    They did sell the hot fudge recipe to Lawry’s, jars can be purchased at Lawry’s on La Cienega Blvd., at The Tam o’ Shanter on Los Feliz Blvd., or on line http://lawrysonline.3dcartstores.com/

    Pair that with some chopped freshly-roasted almonds, some real whipped cream, and quality vanilla ice cream such as Trader Joe’s (Haagen Daz is too intense, they specifically did not use it), and you’ve got the real deal.

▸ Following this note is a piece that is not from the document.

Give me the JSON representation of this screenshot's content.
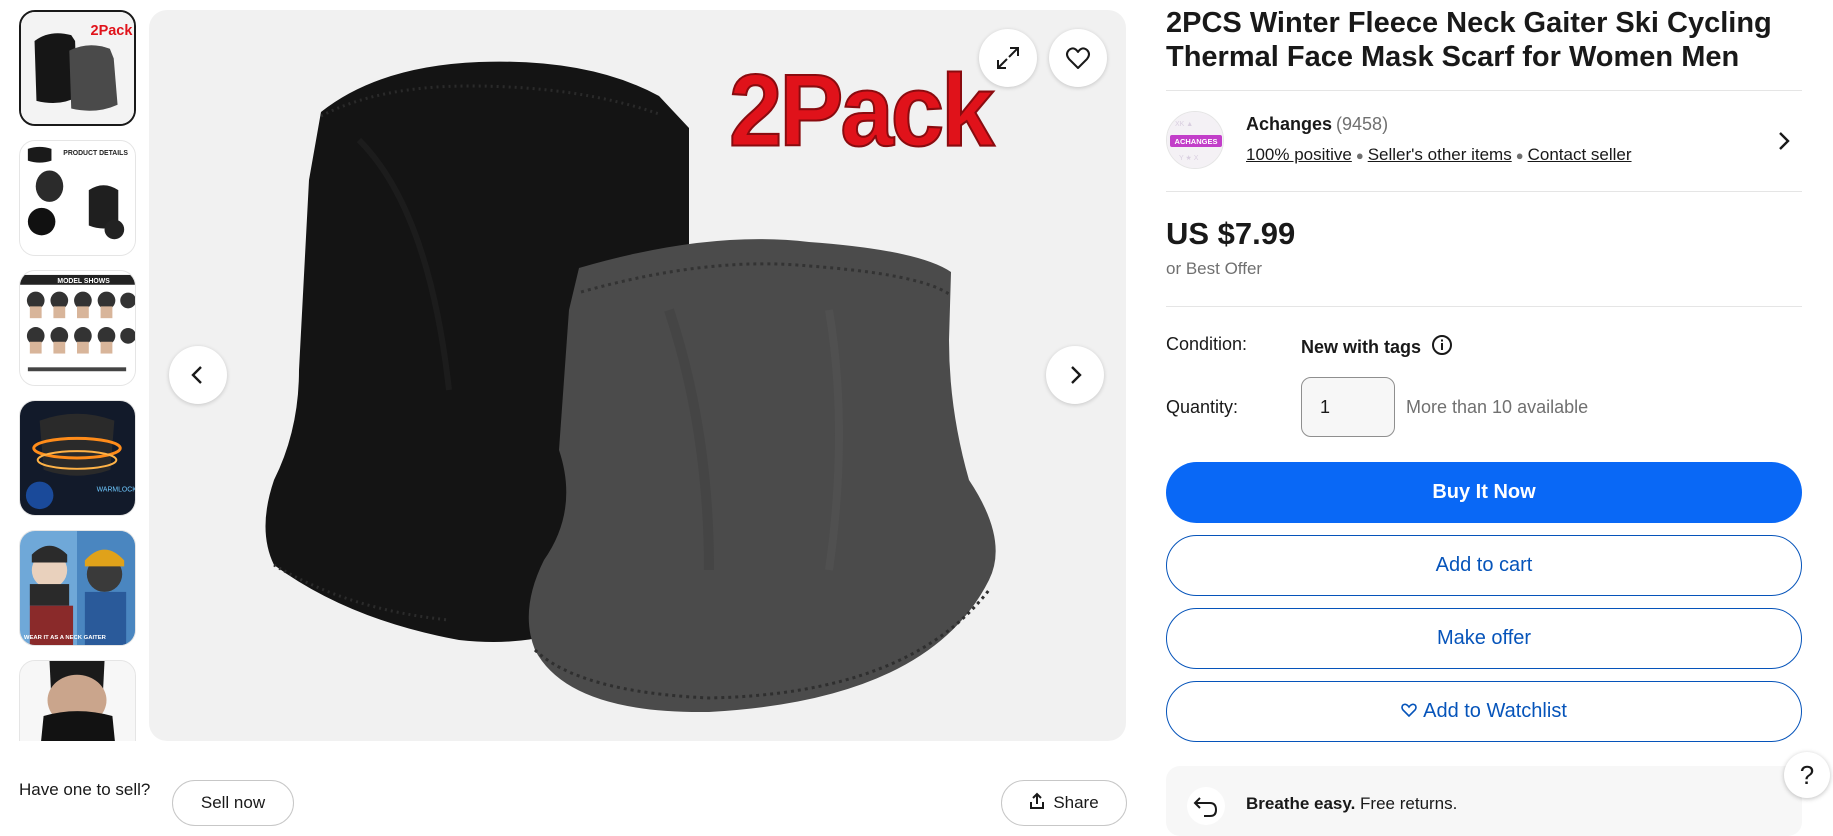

    I went there weekly for about the last 20 years, got to know the Schumacher’s who owned it. John Schumacher knew his stuff and was a sticker for quality. The hot fudge is uniquely good, not “pasty” like most hot fudge you find elsewhere. Their chocolate sauce and marshmallow sauce were especially good too.

  • DavidC says:

    I have great memories of CC’s. I think what set them apart was the quality. The ice cream was all cream and no fillers as was the hot fudge. Didn’t have that chalky after taste most of the other ice cream store’s fudge. Wish they still made the bottles they sold to take home.

  • Marilyn says:

    My 91 year old mom was just talking about this and how yummy it was. I just read this to her and she said the reason it was so good was it was a treat. 31 flavors didn’t exist. Back then she says it was a chore to keep ice cream frozen.. so it was a special treat to go out and have one when she was a young girl with her dad.

  • Bob of the Village of Los Ranchos (NM) says:

    Yo Elaine et al…Here’s an interesting, ‘Winter 2016’ article in Ala Cart(sic) published by Lawry’s Restaurant http://tinyurl.com/y9qlafjj about their gaining the “rights” to proudly preserve and serve the Hot Fudge Sauce and ice cream formerly of CC Brown’s, albeit not in those tall, dark booths. Ergo, off to your nearest Lawry’s!!! Whoa! Only Beverly Hills, Chicago, Dallas, Las Vegas! 6 in/ around Japan.
    (My “first time” was ’61 after West Side Story at Grauman’s.)

  • Elaine Sekerman says:

    LOVED C.C. Brown’s back in the day. They had THE best hot fudge sundaes of any restsurant or ice cream parlor, bar none. I remember the server bringing the hot fudge in a little container on the side so you could pour it over the very high fat vanilla ice cream. And the roasted almonds were the best. The media made a big deal about it when they closed down in June of 1996, and on closing week people were jamming the joint. I went in with a couple of my friends the last day they were open. Had my picture taken under the sign out front and bought a souvenir license plate frame, which is still in my storage space, somewhere. The owners sold the rights to use their hot fudge at Lawry’s Prime Rib on La Cienega, and I remember having a sundae at Lawry’s with the C.C. Brown’s hot fudge a few times. Don’t know if they still do, but it’s worth going for.

  • John Engstrom says:

    Once upon a time (1978) I lived in Hollywood, and occasionally spent my Saturday evenings cooking dinner for myself, then go for a walk, people watching down Hollywood Blvd. (and there were some interesting people on Hollywood Blvd. on a Saturday night), have a sundae at C.C. Brown’s, then walk back to “Two Dollar Bills”, a restaurant/pub/jazz club located at the corner of Tamarind and Franklin for a carafe or bottle of red wine, before walking a block back to my apartment.

  • Joshua says:

    I’m pretty sure that Lawrey’s bought their recipe and name when they closed down. That’s why they sell the sundaes at Lawrey’s, Five Crowns, and the Tam O’shanter

  • Ted Sanchez says:

    I had the pleasure of delivering Ghiradelli chocolate there what a beautiful piece of Hollywood history!

  • Steve Perea says:

    I worked there in the 70s after high school as the manager/cook. I really loved making all the fresh food and fudge. I miss all the people I worked with there, I worked at the new store in the mall in Woodland Hills then transferred to Hollywood.
    I used to babysit for the Schumachers too and worked along side all the kids and their twin white Caddys.
    John was always great to me and always had lots of good stories, he was Pennsylvania Dutch so some take it as mean but he really wasn’t just hard nosed.

Leave a Reply

Your email address will not be published. Required fields are marked *

Recent Comments